You could also argue that Grundy going off will matter the most in the forthcoming weeks, as if it’s a neck or collarbone, he could be out for an extended period, which will really hurt the squad’s game. Collingwood actually upped the tempo after he left, so it didn’t destroy them in this match, but the next few will be a bigger challenge for them without him.
WHICH PLAYERS LET US DOWN THE MOST?
Bit harsh this category. I am usually a fan and a defender of this player. He does good things that a lot of fans don’t notice and has played some bloody good footy for the Cats this year. However, in this game, Zach Guthrie was a liability out there. At times he just didn’t look up to the level.
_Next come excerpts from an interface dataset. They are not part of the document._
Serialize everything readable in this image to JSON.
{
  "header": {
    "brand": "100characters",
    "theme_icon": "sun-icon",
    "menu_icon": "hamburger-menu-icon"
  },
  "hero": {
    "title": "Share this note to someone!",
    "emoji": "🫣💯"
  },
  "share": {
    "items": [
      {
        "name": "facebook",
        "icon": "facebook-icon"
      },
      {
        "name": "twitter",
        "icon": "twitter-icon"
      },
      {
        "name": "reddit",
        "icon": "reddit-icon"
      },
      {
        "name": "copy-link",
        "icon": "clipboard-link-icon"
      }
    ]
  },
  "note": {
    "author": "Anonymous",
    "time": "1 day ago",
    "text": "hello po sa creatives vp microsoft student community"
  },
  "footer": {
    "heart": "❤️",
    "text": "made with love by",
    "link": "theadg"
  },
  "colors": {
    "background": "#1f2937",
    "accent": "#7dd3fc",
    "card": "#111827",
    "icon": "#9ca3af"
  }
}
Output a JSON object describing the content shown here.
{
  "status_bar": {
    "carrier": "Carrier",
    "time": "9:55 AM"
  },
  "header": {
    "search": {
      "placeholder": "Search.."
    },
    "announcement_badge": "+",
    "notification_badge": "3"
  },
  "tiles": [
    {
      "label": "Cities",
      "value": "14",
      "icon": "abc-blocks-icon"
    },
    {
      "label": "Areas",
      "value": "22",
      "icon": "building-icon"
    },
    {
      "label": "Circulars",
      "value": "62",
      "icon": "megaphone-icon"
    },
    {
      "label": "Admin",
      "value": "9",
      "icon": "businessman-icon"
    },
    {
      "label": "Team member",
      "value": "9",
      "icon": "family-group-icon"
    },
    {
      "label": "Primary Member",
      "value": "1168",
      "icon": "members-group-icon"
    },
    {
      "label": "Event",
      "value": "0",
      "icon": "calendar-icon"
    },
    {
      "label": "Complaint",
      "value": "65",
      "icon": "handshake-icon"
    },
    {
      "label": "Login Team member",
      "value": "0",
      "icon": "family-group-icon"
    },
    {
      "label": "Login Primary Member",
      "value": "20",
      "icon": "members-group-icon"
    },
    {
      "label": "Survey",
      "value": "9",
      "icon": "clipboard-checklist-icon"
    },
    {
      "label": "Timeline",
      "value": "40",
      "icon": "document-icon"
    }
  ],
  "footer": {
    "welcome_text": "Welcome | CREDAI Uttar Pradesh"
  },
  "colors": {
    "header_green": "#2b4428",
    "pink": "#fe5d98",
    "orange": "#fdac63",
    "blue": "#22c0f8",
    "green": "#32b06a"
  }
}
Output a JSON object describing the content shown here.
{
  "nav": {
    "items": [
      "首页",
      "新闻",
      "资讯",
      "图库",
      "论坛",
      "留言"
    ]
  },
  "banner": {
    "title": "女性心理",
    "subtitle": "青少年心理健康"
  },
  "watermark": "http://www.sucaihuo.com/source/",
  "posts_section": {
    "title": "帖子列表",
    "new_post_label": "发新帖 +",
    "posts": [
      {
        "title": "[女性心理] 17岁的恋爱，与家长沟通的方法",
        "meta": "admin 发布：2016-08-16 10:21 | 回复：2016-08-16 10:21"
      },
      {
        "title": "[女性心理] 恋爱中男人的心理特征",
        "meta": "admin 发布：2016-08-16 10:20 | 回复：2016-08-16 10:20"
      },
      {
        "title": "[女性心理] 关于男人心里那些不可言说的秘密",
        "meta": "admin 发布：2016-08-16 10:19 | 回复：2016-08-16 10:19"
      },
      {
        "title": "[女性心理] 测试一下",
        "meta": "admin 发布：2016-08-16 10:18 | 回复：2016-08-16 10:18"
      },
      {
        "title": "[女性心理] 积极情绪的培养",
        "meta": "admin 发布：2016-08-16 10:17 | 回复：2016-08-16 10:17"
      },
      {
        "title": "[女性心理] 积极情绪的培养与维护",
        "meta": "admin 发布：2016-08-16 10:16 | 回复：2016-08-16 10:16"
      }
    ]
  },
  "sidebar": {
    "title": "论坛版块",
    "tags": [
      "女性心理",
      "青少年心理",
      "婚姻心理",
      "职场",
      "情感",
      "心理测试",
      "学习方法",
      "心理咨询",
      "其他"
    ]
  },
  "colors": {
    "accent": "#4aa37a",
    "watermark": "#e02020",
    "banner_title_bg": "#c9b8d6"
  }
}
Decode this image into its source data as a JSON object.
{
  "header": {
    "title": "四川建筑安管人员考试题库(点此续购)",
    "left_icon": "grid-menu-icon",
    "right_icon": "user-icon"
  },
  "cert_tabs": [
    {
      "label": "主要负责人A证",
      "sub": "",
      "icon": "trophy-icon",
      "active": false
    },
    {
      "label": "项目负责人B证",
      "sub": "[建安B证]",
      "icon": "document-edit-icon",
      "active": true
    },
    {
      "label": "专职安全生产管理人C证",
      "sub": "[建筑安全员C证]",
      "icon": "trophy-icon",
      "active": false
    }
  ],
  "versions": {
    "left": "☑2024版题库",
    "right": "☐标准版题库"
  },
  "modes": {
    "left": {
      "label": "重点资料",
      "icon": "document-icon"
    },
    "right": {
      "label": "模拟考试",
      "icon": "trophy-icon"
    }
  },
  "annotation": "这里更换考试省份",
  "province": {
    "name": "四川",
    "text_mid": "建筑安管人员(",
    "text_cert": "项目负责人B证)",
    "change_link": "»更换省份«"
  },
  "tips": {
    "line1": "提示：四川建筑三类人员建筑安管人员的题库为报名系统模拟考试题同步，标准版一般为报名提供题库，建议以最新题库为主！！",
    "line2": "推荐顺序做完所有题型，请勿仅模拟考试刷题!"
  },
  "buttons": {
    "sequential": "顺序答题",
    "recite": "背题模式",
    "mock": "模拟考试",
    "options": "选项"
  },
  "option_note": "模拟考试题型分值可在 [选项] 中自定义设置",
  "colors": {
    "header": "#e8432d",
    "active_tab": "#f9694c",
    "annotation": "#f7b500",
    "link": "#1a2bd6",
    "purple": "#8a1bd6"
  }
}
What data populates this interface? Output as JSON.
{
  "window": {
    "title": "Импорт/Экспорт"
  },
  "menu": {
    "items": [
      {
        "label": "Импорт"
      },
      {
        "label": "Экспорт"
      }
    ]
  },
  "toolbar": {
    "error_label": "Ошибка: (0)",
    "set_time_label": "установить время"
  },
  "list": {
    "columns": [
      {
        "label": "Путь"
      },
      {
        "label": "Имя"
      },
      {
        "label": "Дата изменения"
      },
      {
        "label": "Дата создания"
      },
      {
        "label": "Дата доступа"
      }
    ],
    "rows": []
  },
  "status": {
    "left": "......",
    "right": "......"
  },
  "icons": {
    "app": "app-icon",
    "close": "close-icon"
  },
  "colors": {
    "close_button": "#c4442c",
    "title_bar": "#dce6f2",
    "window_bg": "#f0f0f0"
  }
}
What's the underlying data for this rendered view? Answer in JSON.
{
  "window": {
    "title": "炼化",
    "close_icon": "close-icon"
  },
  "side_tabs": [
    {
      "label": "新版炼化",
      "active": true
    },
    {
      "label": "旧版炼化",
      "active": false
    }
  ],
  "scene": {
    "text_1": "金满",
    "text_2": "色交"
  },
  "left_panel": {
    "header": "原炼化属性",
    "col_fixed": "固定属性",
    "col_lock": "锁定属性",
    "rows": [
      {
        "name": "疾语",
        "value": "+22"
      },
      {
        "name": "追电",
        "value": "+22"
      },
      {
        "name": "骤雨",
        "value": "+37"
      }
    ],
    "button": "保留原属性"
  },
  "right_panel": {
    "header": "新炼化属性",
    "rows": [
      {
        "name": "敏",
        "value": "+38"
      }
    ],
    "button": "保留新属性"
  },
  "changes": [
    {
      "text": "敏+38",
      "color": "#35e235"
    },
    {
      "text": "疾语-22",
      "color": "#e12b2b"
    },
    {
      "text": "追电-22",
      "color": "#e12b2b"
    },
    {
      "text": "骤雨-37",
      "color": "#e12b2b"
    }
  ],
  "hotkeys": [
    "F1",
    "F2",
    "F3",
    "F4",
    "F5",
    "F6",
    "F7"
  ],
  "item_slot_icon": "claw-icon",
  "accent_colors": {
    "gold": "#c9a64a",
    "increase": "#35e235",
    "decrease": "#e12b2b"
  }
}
I am actually hopeful that Scott won’t drop him, as there were definitely other Cats players out there who could’ve been put here but weren’t, as Guthrie’s worst moments are often so much more costly.
I don’t want to attract the ire of the G-Train by potting players, but I think Mihocek would love some of his shots at goal over again. He only had nine touches for a return of 1.3. Had he made one or two of those shots count, the pressure on Geelong would have tripled, possibly resulting in more turnovers or structural breakdowns.
PLAYER FROM THE OPPOSITION I ADMIRED MOST IN THIS GAME?
It was hard to pass Chris Mayne. He just worked tirelessly out on the wing for Collingwood all game. I thought he played really well a link man through the middle of the ground and he was one of the few Pies who didn’t look like he wasted the footy too much. Darcy Moore was another who battled hard and seemed to be playing a much better game than the majority of his teammates.
Tom Hawkins played a lot more mobile than I expected him to, racking up 21 touches 7 marks and 3 goals. He even managed to get back a few times to impact marking contests and save a goal or two. Without Blicavs’ as a mobile tall, he stepped up and played a little bit of that role, showing more versatility that I expected from the bloke.
There is a big difference between winning ugly and losing ugly. If you win ugly, you can say you did what you had to, to bank the four points and move on to the next week. When you look back at the season you see the W and move on. When you lose ugly, everything gets analyzed. Geelong is, fortunately, the former in this situation and will bank the win, head into the bye with an 8-3 record sitting in the top four having only really played two high quality games of footy. Then the big test comes. Three huge weeks in a row against teams sitting fifth (Power), second (Bulldogs) and fourth (Lions), with the Cats currently in third. We’ll know where they sit after that.
Well, this was a game. Mostly. With the exception for the last five minutes, I don’t think there would have been much noise from the stands, even if the crowd had been allowed in. Geelong ground out a margin and kind of let it sit there. It’s obvious they’re happy to cruise to a win with a priority on keeping injuries down and the petrol tickets in hand for a higher-ranked side, but it could have cost them dearly.
Great to see that Collingwood might have found someone in Bianco, the lad looks the goods, but that’s a rare positive for the Pies in this one.